For nearly three years, consumers have been warned about potential health risks from acrylamide, a chemical formed when foods containing high levels of carbohydrate are cooked at high temperatures (frying or baking, for example). Since its discovery in food by Swedish scientists, acrylamide has provided alarmist groups like the Center for Science in the Public Interest (CSPI) with a new focus for their bogus health scares. But, as ACSH has reported, there is no reason to consider the levels of acrylamide found in foods a risk to human health. This scare was just another example of the misguided assumption that if a high dose of a chemical causes cancer in animals, exposure to even trace levels of that chemical will cause cancer in humans (see ACSH's book America's War on "Carcinogens"). In the case of acrylamide, high doses increased the risk of mammary (breast) tumors in rats.

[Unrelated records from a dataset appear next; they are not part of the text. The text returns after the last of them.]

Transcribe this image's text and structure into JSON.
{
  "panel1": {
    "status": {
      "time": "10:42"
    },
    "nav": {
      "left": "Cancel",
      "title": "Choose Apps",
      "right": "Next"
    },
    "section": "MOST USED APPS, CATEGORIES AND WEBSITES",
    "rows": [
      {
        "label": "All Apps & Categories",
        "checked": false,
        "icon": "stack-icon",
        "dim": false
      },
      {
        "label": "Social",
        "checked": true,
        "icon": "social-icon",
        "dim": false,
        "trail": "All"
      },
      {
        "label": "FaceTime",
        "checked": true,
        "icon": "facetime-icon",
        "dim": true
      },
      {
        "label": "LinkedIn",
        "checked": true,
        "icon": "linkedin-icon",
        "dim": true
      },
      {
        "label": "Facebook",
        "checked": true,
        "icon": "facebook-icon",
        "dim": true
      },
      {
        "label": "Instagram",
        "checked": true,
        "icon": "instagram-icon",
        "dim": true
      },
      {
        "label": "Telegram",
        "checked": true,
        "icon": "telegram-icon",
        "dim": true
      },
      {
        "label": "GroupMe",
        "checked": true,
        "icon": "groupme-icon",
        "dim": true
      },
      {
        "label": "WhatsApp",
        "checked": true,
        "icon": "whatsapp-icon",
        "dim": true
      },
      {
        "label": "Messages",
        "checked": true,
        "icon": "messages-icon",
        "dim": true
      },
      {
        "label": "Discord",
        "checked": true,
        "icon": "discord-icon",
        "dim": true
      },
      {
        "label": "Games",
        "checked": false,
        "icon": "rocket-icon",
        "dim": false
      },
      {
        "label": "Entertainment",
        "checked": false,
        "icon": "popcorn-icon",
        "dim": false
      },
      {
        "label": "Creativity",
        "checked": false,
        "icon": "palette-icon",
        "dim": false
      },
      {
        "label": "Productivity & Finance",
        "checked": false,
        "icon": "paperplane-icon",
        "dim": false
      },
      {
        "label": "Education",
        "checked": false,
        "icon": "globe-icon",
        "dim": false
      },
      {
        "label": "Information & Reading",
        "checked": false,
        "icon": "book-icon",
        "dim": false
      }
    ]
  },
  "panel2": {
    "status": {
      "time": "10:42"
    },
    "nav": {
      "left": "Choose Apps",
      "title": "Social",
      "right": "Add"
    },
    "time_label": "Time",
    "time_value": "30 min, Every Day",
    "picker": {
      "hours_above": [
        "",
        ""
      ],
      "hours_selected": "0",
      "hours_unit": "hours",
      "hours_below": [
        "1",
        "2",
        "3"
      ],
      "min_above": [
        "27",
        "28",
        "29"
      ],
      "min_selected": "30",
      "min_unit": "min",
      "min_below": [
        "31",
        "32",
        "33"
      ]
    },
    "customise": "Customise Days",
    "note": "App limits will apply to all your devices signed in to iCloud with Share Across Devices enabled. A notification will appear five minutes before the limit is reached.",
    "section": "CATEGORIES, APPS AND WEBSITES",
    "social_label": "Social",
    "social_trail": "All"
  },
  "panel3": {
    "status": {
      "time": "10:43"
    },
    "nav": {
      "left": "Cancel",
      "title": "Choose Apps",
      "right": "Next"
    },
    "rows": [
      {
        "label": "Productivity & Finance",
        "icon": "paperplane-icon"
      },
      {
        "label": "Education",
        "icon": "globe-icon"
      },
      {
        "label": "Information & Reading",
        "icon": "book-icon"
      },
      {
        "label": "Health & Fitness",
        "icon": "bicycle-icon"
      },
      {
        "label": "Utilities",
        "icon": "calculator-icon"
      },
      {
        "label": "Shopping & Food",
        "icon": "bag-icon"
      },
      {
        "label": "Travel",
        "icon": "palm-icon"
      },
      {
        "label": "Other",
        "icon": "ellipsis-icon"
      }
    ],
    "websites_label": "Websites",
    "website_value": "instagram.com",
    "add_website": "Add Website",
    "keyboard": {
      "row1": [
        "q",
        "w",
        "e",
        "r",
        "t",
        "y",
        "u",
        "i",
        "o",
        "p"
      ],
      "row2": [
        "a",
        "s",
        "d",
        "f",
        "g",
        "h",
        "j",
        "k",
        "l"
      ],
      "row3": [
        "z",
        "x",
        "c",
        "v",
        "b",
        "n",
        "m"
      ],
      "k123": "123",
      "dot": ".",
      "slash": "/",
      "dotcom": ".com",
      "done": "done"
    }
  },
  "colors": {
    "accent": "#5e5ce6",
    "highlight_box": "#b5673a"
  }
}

A study published in the March 16, 2005 edition of the Journal of the American Medical Association (JAMA) bolsters the legitimacy of ACSH's position. Swedish scientists studied the occurrence of breast cancer in over 43,000 women, aged thirty-nine years on average. The women were followed from 1991 through 2002; they completed a food frequency questionnaire at the start of the study, and their intake of acrylamide was determined from these data.
Researchers divided the participants into five categories based on the quantity of acrylamide typically ingested per day and compared the occurrence of breast cancer among the groups. Overall, 667 cases of breast cancer occurred in these women during the course of the study. There was no significant difference in the risk of breast cancer relative to the typical amount of acrylamide the women consumed, even though the women in the highest consumption group ate about three times as much acrylamide as did those in the lowest group.
This study design was prospective -- that is, the women's diets were determined before any of them developed breast cancer. Importantly, the dietary data were collected long before anyone knew that acrylamide might be found in foods, thus the participants' food selections could not have been biased by the news about acrylamide.
In their discussion, the authors noted, "we believe that these results exclude a significant public health risk of breast cancer associated with dietary intake of acrylamide."
While good scientific procedure requires that these results be confirmed by other investigators, the results certainly help deflate exaggerated concerns about supposed risk to human health from acrylamide.
Ruth Kava, Ph.D., R.D., is Director of Nutrition at the American Council on Science and Health.